shutterstock_1503303509

Terry Fleming writes her debut elf blog on a recent study that systemically examines the usage patterns of self-help mental health apps using independently gathered internet traffic data.

[read the full story...]

Digital technology for better mental health services: perspectives from Australia and the USA

shutterstock_669389722

Maria Giorgalli summarises a recent review on the use of digital technology to improve mental health services, based on the healthcare systems of Australia and the USA.

[read the full story...]

Quit playing games with my… head? Online therapeutic games for LGBTQ+ youth #MindTech2019

shutterstock_624801452

Will Koehler writes his debut Mental Elf blog on an exploratory study about how LGBT youth use the internet in relation to their mental health.

Follow #MindTech2019 on Twitter today to hear more from the lead author Mathijs Lucassen about this and other recent digital mental health research.

[read the full story...]

Poor insight in psychosis predicts higher mental healthcare service use

1

In Joseph Lam’s debut blog he explores a recent research paper which uses an electronic dataset to investigate the relationship between insight and service use in first episode psychosis.

[read the full story...]

Developing engaging online interventions for people with psychosis

joshua-fuller-F5Dxy9i8bxc-unsplash

Simon Bradstreet explores a recent Australia study, which looks at individual- and intervention-level engagement with online interventions for people with psychosis, and discovers some of the things that can predict engagement with online psychosocial support.

[read the full story...]

The science of suicide prevention: Innovative technologies and ethical implications #IASP2019

Screenshot 2019-09-16 at 16.30.01

Tiago Zortea and Karen Wetherall help us prepare for the 30th World Congress of the International Association for Suicide Prevention #IASP2019, which is taking place in Derry this week. This blog summarises what we know about the potential for digital technologies (smartphones, machine learning and virtual reality) to help improve suicide prevention.

[read the full story...]

Teens, screens and a hill of beans?

shutterstock_1119694730

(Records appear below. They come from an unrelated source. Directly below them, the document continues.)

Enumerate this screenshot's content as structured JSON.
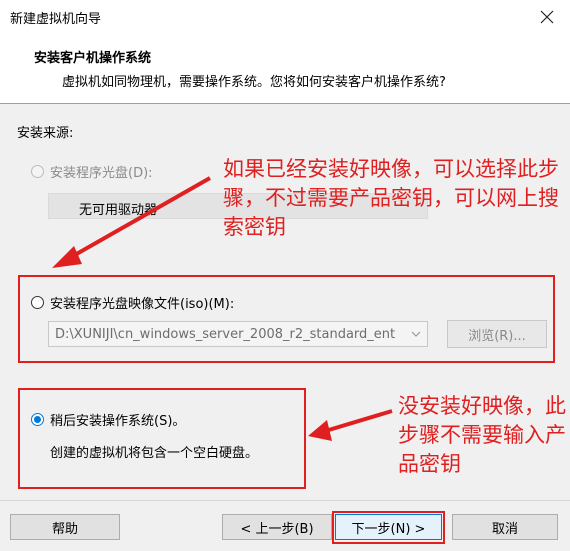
{
  "window": {
    "title": "新建虚拟机向导"
  },
  "header": {
    "title": "安装客户机操作系统",
    "description": "虚拟机如同物理机，需要操作系统。您将如何安装客户机操作系统?"
  },
  "install_source": {
    "label": "安装来源:",
    "option_cd": {
      "label": "安装程序光盘(D):",
      "drive_value": "无可用驱动器",
      "enabled": false,
      "selected": false
    },
    "option_iso": {
      "label": "安装程序光盘映像文件(iso)(M):",
      "path_value": "D:\\XUNIJI\\cn_windows_server_2008_r2_standard_ent",
      "browse_label": "浏览(R)...",
      "selected": false
    },
    "option_later": {
      "label": "稍后安装操作系统(S)。",
      "description": "创建的虚拟机将包含一个空白硬盘。",
      "selected": true
    }
  },
  "annotations": {
    "note_iso": "如果已经安装好映像，可以选择此步骤，不过需要产品密钥，可以网上搜索密钥",
    "note_later": "没安装好映像，此步骤不需要输入产品密钥"
  },
  "footer": {
    "help_label": "帮助",
    "back_label": "< 上一步(B)",
    "next_label": "下一步(N) >",
    "cancel_label": "取消"
  },
  "colors": {
    "annotation_red": "#e02020",
    "accent_blue": "#0078d7"
  }
}
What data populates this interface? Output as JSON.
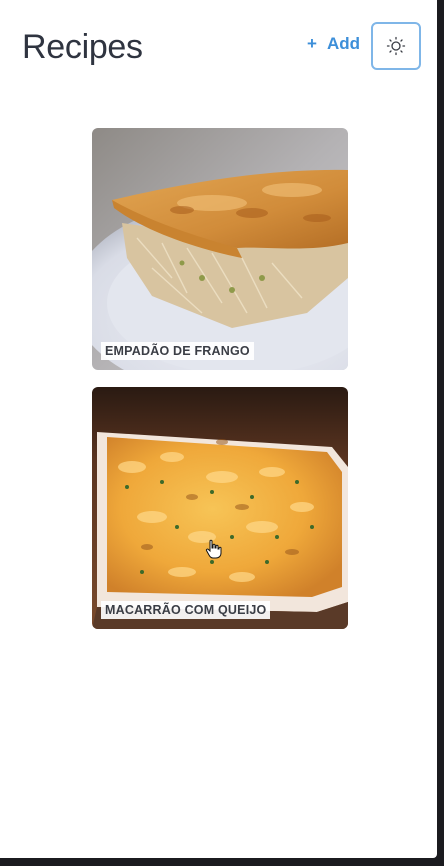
{
  "header": {
    "title": "Recipes",
    "add_plus": "+",
    "add_label": "Add",
    "theme_icon": "sun-icon"
  },
  "recipes": [
    {
      "name": "EMPADÃO DE FRANGO",
      "image": "chicken-pie-photo"
    },
    {
      "name": "MACARRÃO COM QUEIJO",
      "image": "mac-and-cheese-photo"
    }
  ],
  "colors": {
    "accent": "#3d8fd9",
    "title": "#2f3440",
    "theme_border": "#7fb6e8"
  }
}
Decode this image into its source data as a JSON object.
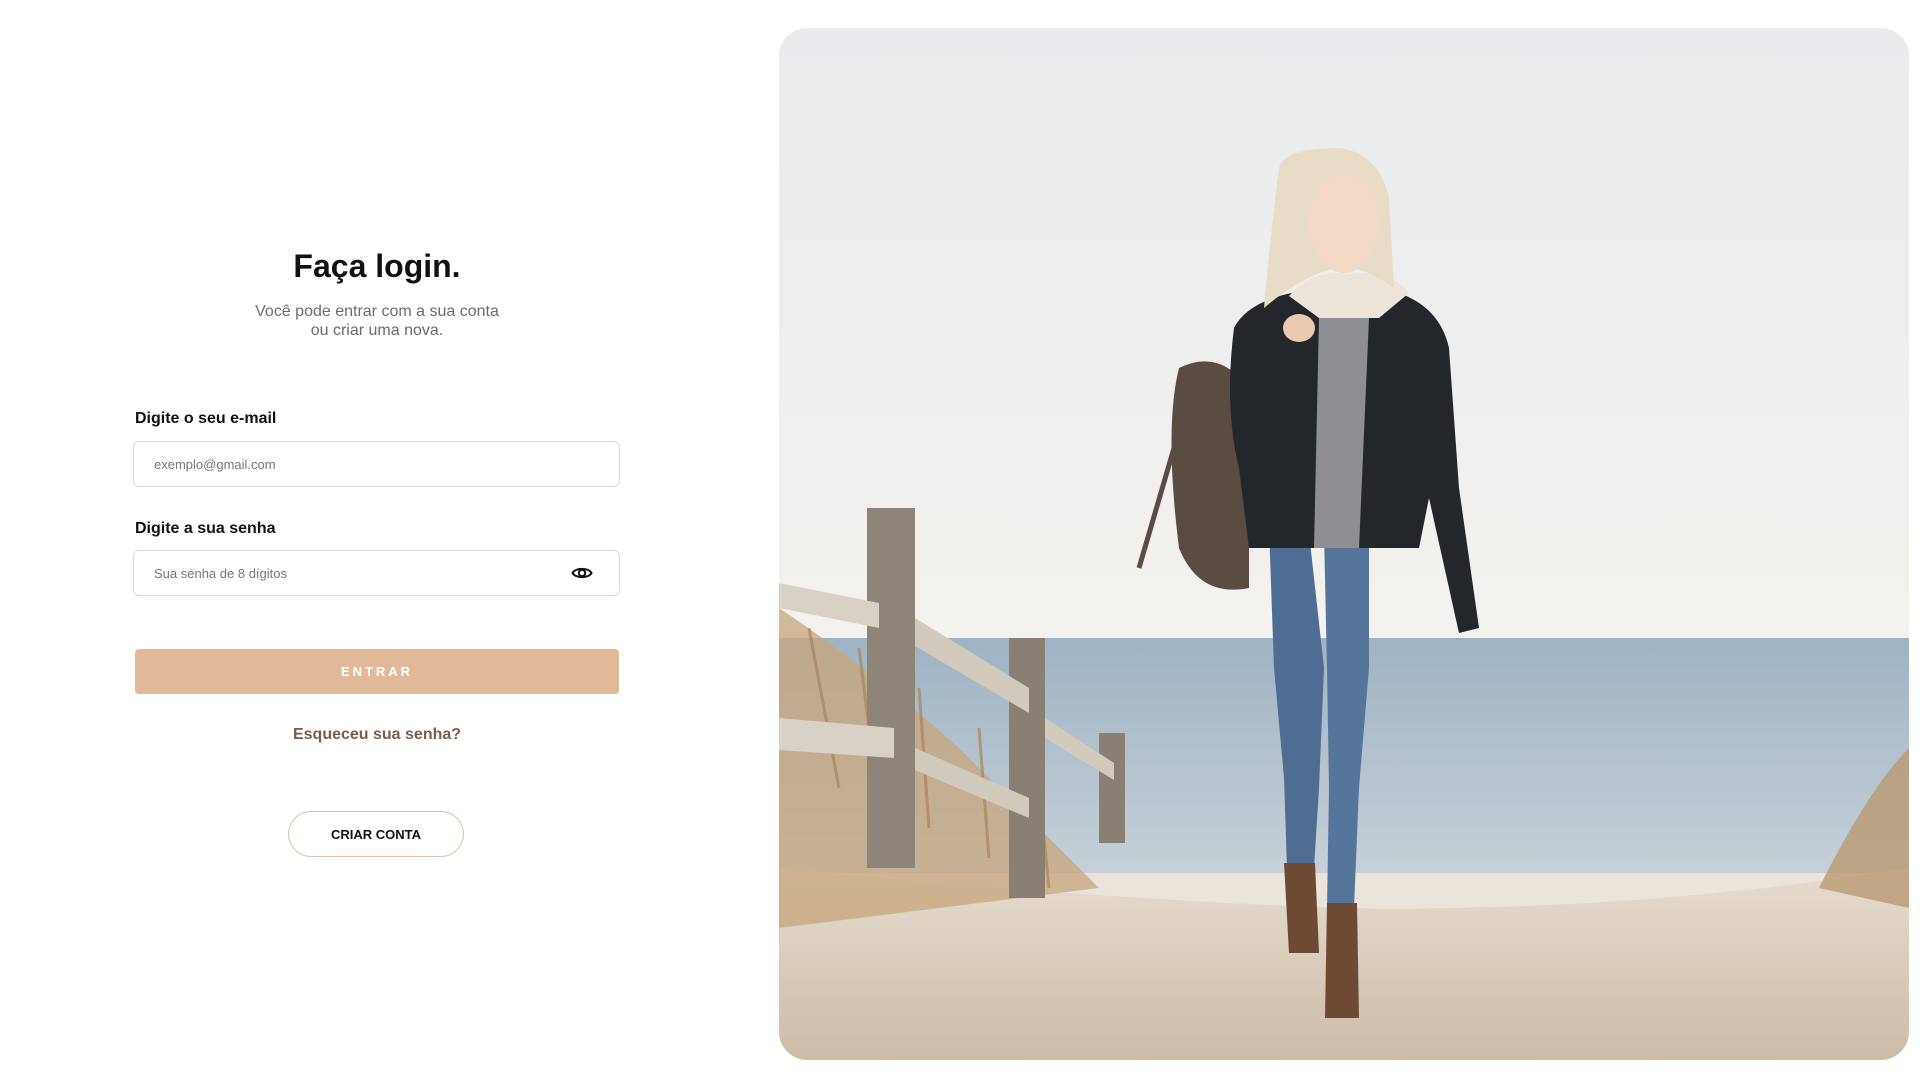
{
  "login": {
    "title": "Faça login.",
    "subtitle_line1": "Você pode entrar com a sua conta",
    "subtitle_line2": "ou criar uma nova.",
    "email": {
      "label": "Digite o seu e-mail",
      "placeholder": "exemplo@gmail.com",
      "value": ""
    },
    "password": {
      "label": "Digite a sua senha",
      "placeholder": "Sua senha de 8 dígitos",
      "value": "",
      "toggle_icon": "eye-icon"
    },
    "submit_label": "ENTRAR",
    "forgot_label": "Esqueceu sua senha?",
    "create_account_label": "CRIAR CONTA"
  },
  "colors": {
    "accent": "#e0b999",
    "link": "#7a5d4f",
    "outline": "#dfc1ae"
  }
}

Lucinda Powell looks at a recent study which finds little clear-cut evidence that screen time decreases adolescent well-being.

[read the full story...]

Is too much screen time bad for our children? Perhaps, but how much do we really know?

hal-gatewood-alntq-WvZZM-unsplash

David Turgoose explores a systematic review of reviews that looks at the effects of screen time on the health and well-being of children and adolescents. The review found that higher levels of screen time were related to some physical and mental health concerns, such as poor diet, obesity and depression.

[read the full story...]

iCBT for panic disorder

shutterstock_1431926654

A group of UCL Masters students summarise an RCT (the PAXPD trial) of iCBT for panic disorder, which compared guided (via real-time video sessions) with unguided self-help treatment and a waitlist control.

[read the full story...]

Review of apps and other digital technology to assess cognition in older adults

shutterstock_1456628195

Sarah Gregory writes her debut elf blog on a clinical review in the Evidence-Based Mental Health journal about digital technologies for the assessment of cognition.

[read the full story...]